» **Assignment**: Pick out the lines in the listing below that contain the word "RPTKA" and copy them.

+++ Data shown +++

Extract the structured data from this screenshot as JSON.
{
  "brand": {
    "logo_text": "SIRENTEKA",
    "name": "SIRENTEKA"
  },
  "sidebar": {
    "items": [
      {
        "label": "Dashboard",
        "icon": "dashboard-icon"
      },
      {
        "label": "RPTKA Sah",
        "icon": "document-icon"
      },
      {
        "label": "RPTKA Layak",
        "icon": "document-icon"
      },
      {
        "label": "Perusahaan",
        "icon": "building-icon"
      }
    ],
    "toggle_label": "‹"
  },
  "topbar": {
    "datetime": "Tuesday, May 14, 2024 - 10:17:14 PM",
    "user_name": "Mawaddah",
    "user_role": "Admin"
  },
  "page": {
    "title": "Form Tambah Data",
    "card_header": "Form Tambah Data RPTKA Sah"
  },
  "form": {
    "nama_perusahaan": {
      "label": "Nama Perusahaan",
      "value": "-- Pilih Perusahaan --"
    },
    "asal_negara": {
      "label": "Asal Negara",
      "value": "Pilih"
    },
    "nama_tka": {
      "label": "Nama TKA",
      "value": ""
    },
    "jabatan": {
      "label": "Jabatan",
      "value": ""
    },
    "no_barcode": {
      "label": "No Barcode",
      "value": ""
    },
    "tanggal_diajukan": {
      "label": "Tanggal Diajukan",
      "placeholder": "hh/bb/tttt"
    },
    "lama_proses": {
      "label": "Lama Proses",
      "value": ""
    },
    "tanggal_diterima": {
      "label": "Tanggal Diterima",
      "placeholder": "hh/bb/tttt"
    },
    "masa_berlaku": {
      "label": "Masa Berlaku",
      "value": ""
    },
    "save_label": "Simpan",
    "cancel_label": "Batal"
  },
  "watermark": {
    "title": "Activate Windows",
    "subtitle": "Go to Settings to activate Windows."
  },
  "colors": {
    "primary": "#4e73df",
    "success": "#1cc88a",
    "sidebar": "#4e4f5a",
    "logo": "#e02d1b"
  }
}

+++

» **Task result**:
        "label": "RPTKA Sah",
        "label": "RPTKA Layak",
    "card_header": "Form Tambah Data RPTKA Sah"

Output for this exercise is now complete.